The Head of the River is a pub that sits on the Thames near our house in Oxford. We walk by it daily but I have yet to wet my whistle there.

Ok, here's my situation. I think that it might be the house we are staying in, and also a little bit England but we haven't got a clothes dryer and this has been my most exciting foreign exchange project to date! Stay with me, I haven't gone mad. Or have I? I do wash each morning, especially if no explicit rain is forecast (there's always a chance as it is England). To begin, I have to tell you that the washer uses hardly any water (eco-friendly sensors detect just how much water it needs) and it's fascinating to me. I drink my coffee and watch the wet clothes tumble around in the washer, mesmerizing me, I tell you.
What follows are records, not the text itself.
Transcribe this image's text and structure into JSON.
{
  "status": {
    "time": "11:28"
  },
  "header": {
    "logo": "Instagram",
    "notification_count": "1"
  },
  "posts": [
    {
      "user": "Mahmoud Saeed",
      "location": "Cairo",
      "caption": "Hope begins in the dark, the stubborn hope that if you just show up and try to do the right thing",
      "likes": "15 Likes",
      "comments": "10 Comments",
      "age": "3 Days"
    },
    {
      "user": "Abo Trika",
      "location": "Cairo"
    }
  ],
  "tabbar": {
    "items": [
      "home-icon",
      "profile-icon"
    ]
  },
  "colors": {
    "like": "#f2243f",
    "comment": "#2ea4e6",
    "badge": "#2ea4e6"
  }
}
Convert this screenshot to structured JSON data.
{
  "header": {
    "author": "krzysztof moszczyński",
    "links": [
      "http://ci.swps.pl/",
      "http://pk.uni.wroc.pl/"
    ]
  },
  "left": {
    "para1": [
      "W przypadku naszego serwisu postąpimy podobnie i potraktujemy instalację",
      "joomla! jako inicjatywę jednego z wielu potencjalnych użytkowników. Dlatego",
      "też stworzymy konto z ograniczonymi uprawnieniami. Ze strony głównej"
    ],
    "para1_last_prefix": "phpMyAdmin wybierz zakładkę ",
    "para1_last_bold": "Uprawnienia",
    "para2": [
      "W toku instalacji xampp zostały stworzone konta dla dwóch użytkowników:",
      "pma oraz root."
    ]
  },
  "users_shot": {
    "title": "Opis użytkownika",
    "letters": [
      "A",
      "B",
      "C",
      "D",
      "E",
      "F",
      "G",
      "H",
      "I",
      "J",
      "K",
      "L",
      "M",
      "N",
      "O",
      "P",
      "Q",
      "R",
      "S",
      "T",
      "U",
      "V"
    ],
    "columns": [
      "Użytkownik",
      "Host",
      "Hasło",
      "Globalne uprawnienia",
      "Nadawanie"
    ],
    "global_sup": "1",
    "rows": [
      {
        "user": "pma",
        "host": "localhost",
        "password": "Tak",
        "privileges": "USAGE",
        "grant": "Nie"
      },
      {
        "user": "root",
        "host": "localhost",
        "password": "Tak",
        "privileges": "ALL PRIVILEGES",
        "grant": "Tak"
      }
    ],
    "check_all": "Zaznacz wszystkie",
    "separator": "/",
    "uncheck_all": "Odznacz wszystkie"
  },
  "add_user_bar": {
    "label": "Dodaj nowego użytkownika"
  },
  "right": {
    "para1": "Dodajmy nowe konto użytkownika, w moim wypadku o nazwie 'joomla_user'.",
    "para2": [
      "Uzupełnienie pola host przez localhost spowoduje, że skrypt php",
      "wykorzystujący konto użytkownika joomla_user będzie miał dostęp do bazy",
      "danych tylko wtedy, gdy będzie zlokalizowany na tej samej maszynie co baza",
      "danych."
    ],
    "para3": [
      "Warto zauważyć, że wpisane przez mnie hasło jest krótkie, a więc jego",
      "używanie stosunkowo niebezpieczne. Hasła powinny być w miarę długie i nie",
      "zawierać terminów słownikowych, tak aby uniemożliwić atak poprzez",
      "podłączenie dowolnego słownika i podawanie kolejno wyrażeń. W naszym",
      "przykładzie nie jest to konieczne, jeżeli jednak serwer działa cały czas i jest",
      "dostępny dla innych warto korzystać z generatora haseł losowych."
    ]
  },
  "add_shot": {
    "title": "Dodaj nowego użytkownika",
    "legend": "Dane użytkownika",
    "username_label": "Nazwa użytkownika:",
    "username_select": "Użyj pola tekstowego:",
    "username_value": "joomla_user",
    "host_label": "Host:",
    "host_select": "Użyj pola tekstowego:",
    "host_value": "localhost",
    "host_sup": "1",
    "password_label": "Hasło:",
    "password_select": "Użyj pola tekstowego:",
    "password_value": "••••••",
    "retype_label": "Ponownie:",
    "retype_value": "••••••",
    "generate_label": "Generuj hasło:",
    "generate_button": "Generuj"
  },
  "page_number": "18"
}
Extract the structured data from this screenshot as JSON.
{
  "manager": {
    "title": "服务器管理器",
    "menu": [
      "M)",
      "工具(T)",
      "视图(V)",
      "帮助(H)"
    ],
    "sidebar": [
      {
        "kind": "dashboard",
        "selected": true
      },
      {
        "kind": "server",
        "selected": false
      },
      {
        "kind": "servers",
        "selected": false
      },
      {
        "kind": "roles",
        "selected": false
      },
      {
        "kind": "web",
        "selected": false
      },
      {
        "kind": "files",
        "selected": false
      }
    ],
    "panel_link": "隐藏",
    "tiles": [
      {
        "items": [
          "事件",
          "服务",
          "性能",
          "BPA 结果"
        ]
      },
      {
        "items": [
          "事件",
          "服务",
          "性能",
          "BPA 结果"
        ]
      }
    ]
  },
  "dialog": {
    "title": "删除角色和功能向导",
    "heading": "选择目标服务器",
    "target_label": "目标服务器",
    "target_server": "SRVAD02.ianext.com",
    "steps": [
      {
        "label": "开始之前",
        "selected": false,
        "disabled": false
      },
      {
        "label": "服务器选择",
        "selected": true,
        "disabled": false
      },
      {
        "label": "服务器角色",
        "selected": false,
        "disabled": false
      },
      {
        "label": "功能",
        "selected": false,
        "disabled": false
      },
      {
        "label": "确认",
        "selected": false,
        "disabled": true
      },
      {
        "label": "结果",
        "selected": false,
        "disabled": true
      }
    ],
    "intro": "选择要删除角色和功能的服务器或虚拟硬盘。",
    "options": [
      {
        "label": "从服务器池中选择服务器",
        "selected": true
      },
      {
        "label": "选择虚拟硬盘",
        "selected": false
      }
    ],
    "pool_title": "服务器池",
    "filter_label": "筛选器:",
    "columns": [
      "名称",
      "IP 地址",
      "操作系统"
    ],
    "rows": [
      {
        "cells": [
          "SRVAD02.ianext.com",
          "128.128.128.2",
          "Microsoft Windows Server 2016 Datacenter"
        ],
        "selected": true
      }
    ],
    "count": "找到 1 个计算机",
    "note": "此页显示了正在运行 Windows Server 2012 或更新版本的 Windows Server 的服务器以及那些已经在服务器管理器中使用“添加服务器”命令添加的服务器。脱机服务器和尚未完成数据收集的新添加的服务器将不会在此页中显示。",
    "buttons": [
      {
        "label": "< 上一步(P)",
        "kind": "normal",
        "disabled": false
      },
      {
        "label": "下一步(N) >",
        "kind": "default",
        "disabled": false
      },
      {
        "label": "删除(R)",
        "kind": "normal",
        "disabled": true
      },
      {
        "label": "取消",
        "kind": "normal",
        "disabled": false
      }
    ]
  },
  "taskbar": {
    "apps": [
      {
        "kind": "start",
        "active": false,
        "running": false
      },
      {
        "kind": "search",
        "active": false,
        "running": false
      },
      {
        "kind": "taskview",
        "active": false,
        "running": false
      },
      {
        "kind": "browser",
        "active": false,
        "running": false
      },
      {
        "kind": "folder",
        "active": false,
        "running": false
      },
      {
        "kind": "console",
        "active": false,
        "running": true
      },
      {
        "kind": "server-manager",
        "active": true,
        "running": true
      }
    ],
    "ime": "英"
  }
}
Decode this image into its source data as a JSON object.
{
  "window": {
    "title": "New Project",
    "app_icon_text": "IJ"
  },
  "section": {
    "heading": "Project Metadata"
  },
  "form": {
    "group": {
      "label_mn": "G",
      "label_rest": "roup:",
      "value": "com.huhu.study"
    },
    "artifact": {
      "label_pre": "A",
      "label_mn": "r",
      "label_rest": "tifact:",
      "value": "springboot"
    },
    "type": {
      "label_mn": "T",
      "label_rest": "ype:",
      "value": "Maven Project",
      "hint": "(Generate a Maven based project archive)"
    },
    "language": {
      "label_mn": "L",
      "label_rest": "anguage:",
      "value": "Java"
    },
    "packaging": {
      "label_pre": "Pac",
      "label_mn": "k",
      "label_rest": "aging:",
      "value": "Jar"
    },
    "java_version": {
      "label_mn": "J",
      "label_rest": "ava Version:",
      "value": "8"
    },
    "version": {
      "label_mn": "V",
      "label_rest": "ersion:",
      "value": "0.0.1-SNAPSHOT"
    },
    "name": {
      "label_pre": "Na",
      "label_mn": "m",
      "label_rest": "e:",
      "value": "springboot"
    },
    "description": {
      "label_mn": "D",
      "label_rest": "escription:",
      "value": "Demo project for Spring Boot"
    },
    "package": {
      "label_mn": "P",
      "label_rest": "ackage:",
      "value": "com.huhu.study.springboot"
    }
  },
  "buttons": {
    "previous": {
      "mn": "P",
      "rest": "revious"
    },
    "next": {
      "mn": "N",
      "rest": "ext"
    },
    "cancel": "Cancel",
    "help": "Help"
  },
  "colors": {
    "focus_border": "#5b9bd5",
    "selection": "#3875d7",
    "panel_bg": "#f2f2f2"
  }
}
I read the manual, I played with the settings....and yet there are still only about five tablespoons of water washing the clothes. Maybe Europeans think it's gross and wasteful that our wash churns in gallons and gallons of dirty water, but it's all I've ever known. Once done, I have a puzzle to efficiently hang it all on our few little clothes hangy things that I put in the garden to dry. Every day I try a new configuration.

Now, here's the good stuff about it. My laundry gives me a real sense of accomplishment. I cheer it on to hurry and finish so I can get it out in the little bit of sunshine, I nurture it and reposition it toward the sun, etc. At night, I take a hot iron to anything that's still damp and press the dampness out, folding it neatly as I go. It reminds me of my mom ironing when I was little. I am playing house, really. Am I the Marie Antoinette of Parkwood?

Pulling meals together is less romantic and more reminiscent of college. Grotty pots, nothing matches, no lids, five unmatching glasses, one martini glass (you know I'm on the search for #2), pitiful tools and too few of them. It feels like a real job well done when I can make dinner with the contents of my mini fridge and my imagination. Really as long as there's a baguette involved, it's all good. I have peered into a few neighbors' houses and they seem to have all the modern appliances (I spied a dishwasher and what looked like a range which did not appear to require the strike of a match) but I like playing peasant woman for now.


  1. It is true that most of Europe gets by without clothes dryers which is very impressive when you think of sheets and duvet covers and whatnot. They do rewear jeans to make life easier.

    When you get home, you must trade your top load for a frontload. I did and I will never go back. All that gross dirty water and an agitator tearing your clothes up...

    As for the kitchen -- I think that this is what in the end makes me always happy to return home. To good pots and matching stemwear. It shouldn't matter, in the scheme of things, but I truly love my pots and plates.

    By the way, I have an exchange student this year from England. She was absolutely crestfallen that she could not vote in our forthcoming election (have you seen Ms. Alaska???). She said that back in England, ANYONE can vote. No proof of anything required. Maybe you guys can cast votes for whatever is in the chopper?

  2. I will take your word for it that there are only supposed to be three tablespoons of water in that washer. It is a Miele, have you heard of it? Our English friends were very impressed.

    I figured out the grill tonight, so there's another way to make food. It's really like sophisticated camping here. But we met a neighbor! She's a homeopath.

    Yes, we have seen Mrs. Alaska and the polls. We are not happy.